WHAT THE TASK REQUIRES: From the entries below, work out the number of lines that hold the word "JSON", and give that number alone.

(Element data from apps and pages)

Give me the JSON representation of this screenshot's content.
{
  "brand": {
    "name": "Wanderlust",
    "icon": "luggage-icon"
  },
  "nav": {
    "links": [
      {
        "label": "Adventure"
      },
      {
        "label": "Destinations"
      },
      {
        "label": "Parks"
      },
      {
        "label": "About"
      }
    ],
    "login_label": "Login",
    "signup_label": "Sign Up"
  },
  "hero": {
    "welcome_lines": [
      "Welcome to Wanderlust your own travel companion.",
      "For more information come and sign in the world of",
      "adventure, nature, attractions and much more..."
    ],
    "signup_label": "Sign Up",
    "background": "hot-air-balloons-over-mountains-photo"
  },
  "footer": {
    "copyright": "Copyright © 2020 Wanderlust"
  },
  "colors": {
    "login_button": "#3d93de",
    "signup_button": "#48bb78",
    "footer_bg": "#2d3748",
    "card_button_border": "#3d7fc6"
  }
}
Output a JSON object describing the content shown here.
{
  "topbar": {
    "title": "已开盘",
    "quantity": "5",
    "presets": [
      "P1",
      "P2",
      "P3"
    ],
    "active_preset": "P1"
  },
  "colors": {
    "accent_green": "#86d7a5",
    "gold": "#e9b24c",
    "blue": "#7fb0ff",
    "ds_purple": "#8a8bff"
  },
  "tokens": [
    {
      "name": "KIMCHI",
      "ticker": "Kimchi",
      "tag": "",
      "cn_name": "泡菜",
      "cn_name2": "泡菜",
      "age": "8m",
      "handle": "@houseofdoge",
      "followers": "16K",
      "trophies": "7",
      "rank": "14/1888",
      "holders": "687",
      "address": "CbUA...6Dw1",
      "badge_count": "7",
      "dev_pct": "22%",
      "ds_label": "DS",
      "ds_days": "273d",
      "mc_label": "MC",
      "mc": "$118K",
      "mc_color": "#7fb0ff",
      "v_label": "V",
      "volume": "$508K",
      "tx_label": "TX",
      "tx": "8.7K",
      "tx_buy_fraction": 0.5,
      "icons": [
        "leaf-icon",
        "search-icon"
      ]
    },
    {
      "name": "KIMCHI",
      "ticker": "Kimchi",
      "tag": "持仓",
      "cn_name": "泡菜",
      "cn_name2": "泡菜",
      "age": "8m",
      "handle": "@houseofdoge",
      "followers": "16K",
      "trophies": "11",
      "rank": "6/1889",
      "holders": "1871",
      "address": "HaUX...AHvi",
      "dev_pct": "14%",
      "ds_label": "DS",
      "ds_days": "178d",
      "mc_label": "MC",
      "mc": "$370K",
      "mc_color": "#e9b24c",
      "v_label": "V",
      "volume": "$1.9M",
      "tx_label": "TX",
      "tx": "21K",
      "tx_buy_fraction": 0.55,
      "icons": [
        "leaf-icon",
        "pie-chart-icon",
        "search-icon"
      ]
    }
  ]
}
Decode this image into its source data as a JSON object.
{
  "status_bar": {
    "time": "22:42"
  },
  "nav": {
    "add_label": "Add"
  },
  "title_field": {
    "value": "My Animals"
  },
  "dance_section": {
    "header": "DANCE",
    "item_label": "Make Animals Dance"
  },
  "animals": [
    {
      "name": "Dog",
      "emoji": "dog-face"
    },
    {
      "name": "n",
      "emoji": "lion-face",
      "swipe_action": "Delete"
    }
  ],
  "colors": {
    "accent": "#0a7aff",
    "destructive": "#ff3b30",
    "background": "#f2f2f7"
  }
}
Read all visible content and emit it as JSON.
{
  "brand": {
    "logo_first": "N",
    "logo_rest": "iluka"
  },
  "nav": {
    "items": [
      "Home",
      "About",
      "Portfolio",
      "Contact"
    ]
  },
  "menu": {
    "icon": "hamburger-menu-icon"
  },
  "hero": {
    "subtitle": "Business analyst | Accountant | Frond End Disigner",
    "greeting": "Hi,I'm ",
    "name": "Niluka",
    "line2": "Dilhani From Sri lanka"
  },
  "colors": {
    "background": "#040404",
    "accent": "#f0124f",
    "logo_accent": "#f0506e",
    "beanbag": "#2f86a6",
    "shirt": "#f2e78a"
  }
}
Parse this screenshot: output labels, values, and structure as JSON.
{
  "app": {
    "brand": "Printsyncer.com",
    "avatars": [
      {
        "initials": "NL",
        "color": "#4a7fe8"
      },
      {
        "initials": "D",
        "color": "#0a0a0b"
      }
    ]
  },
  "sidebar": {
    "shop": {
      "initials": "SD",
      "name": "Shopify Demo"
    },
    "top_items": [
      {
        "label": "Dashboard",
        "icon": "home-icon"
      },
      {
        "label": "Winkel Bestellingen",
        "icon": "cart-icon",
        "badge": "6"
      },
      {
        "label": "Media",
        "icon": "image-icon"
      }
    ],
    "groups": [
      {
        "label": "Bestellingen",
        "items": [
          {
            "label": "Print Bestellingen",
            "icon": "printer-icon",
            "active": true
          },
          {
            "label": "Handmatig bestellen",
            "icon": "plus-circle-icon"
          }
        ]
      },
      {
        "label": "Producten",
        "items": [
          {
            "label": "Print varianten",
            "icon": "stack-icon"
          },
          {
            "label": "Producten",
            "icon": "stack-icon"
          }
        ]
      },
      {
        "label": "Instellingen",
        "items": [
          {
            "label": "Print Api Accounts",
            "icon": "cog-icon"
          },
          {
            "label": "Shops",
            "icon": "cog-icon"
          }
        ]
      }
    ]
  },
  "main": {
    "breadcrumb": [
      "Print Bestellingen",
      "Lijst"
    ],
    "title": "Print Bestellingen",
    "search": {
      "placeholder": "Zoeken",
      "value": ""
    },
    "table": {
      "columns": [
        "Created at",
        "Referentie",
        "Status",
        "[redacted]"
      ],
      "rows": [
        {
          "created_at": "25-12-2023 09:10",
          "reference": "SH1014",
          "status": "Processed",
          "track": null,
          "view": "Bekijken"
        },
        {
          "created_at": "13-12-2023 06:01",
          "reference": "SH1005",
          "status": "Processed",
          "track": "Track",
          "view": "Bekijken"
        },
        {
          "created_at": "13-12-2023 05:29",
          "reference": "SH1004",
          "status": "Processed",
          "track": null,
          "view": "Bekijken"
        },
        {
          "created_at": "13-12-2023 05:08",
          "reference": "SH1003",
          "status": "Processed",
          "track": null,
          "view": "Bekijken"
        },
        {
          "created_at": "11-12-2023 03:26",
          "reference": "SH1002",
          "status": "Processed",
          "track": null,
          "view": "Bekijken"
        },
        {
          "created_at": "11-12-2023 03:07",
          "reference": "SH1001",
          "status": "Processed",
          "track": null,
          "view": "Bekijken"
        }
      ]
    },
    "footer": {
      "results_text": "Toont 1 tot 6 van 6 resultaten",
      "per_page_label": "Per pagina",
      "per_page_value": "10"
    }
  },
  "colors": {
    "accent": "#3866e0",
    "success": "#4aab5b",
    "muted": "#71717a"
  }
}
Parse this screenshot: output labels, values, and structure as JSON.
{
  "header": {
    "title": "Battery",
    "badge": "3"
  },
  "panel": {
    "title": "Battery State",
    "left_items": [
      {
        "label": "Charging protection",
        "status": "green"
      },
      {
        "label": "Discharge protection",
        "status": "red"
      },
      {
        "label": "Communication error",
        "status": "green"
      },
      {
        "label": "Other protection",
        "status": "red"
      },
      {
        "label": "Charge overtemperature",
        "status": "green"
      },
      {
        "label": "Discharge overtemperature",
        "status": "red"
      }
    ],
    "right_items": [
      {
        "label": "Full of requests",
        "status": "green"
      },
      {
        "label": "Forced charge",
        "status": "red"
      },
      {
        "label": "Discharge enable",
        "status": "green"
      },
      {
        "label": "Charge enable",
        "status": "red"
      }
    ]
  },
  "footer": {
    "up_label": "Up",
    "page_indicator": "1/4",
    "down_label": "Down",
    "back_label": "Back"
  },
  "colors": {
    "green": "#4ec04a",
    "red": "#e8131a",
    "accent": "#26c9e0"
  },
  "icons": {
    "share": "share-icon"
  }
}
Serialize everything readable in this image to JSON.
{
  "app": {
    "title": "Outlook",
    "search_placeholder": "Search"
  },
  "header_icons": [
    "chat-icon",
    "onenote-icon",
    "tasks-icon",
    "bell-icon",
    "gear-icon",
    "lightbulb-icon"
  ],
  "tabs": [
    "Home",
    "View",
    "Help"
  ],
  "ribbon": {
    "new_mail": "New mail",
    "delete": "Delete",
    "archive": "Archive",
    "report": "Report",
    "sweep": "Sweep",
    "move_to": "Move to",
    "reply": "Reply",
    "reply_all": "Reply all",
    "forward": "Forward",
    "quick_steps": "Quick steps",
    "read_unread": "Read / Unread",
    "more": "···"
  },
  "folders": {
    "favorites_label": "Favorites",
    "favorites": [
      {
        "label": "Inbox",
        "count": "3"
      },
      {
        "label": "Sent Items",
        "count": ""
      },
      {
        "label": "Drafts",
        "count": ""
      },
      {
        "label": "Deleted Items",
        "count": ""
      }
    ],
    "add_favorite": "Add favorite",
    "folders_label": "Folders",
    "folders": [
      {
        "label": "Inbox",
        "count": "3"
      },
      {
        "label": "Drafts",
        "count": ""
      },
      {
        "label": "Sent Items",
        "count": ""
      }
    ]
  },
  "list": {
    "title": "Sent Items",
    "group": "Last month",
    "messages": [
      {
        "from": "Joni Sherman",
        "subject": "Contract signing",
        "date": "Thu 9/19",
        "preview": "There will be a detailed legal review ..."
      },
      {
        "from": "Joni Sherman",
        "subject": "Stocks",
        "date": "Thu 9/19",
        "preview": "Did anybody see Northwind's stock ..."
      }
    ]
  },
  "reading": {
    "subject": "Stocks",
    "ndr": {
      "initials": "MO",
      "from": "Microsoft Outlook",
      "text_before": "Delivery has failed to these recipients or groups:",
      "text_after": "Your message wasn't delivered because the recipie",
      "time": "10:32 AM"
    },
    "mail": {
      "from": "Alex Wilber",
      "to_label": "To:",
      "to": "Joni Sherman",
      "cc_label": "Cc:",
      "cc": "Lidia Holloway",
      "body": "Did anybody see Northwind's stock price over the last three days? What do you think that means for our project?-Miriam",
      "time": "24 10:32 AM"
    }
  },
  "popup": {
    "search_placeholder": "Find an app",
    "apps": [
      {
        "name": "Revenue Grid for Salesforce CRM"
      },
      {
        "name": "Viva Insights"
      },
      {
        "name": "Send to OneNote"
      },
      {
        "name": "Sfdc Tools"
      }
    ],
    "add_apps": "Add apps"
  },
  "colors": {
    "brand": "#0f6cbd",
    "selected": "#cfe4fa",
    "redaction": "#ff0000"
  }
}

RESULT BELOW: 7